Death on the Hellships: Prisoner at Sea in the Pacific War
Author: Gregory Michno
Published by Leo Cooper, Pen & Sword Books Ltd.
Price £25.00, 2001, 366 pages.
Gregory Michno was born in Detroit in 1948. His father was a submariner in World War II aboard the USS Pampanito, one of the many submarines, which hunted in packs in the seas around south east Asia, and which sunk many Japanese ships carrying POWs.
This well researched and documented book is crammed with personal accounts of the many movements of POWs to meet the Japanese demand for slave labour as they advanced through south east Asia, the conflicting calls from Japan to replace men enlisted into the ever increasing armed forces. It is not a book for the squeamish for many of the accounts of the conditions in which men were transported, and their efforts to survive, are truly harrowing.
Underlying this story of unrelenting horror, which some have said is too terrible for a book, is the recent revelation that the Allies had, in the spring of 1943, cracked the code used by the Japanese when signalling ship movements. Thereafter everything the Allies needed to know about ships' times, routes and cargoes was passed to the submarines hunting them. Not surprisingly increased dramatically through 1943 and 1944 and though hard pressed shipyards added 465,000 tons to the fleet, losses of 1,809,000 tons reduced the total tonnage at sea to 1,466,000, 23% of what the Japanese had started the war with. In the process America lost more POWs by 'friendly fire' than in the battle for Okinawa the bloodiest of all Pacific battles.
This book is a reminder of the number of other nationalities, including civilians, who suffered at the hands of the Japanese. The detail and human stories it provides complement the essential facts of Van Waterford's book Prisoners of the Japanese in World War II. In the latter for example the last draft from Hong Kong to Japan is recorded as a single journey of just 6 days. It was however a 17 days three leg marathon as one clapped out hulk was exchanged another at Formosa and patched up in Shanghai.

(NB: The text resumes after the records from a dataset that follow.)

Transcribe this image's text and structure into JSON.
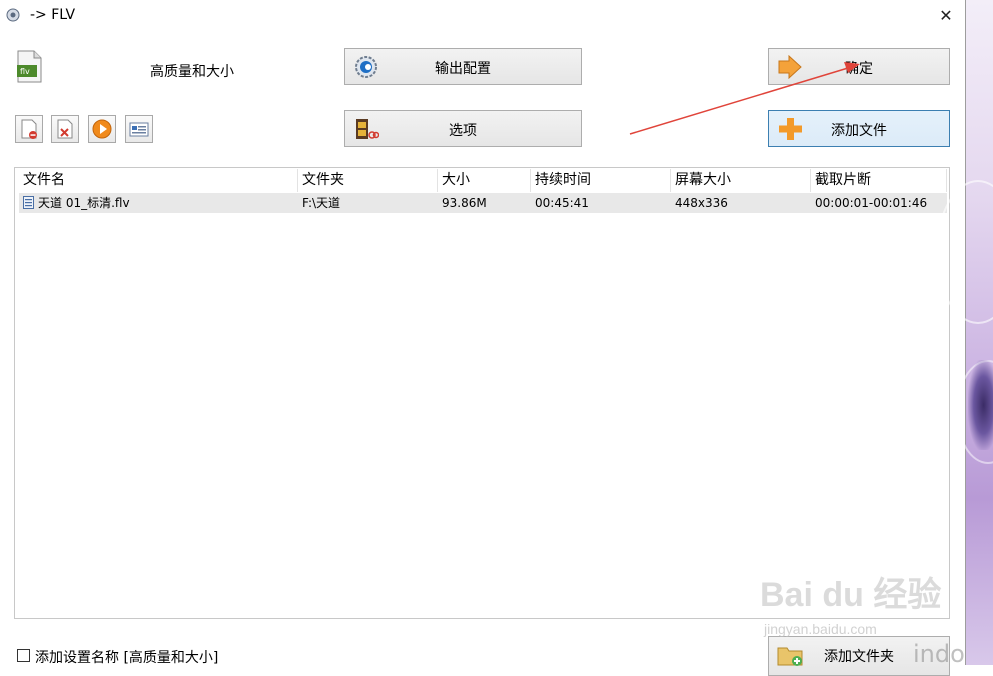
{
  "window": {
    "title": "-> FLV",
    "close_glyph": "✕"
  },
  "profile": {
    "name": "高质量和大小",
    "icon": "flv-file-icon"
  },
  "buttons": {
    "output_config": "输出配置",
    "options": "选项",
    "ok": "确定",
    "add_file": "添加文件",
    "add_folder": "添加文件夹"
  },
  "toolbar": [
    {
      "name": "remove-icon"
    },
    {
      "name": "delete-icon"
    },
    {
      "name": "play-icon"
    },
    {
      "name": "info-icon"
    }
  ],
  "table": {
    "columns": [
      "文件名",
      "文件夹",
      "大小",
      "持续时间",
      "屏幕大小",
      "截取片断"
    ],
    "rows": [
      {
        "name": "天道 01_标清.flv",
        "folder": "F:\\天道",
        "size": "93.86M",
        "duration": "00:45:41",
        "screen": "448x336",
        "clip": "00:00:01-00:01:46"
      }
    ]
  },
  "footer": {
    "checkbox_label": "添加设置名称 [高质量和大小]",
    "checked": false
  },
  "watermark": {
    "brand": "Bai du 经验",
    "site": "jingyan.baidu.com",
    "os_text": "indows"
  },
  "colors": {
    "arrow": "#e0443a",
    "accent_border": "#3c7fb1"
  }
}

For any research into the war in the Pacific this is a valuable companion to Van Waterford. It has an equally extensive list of references and bibliography.
It can be ordered through local libraries. There is a copy in the Luton Library.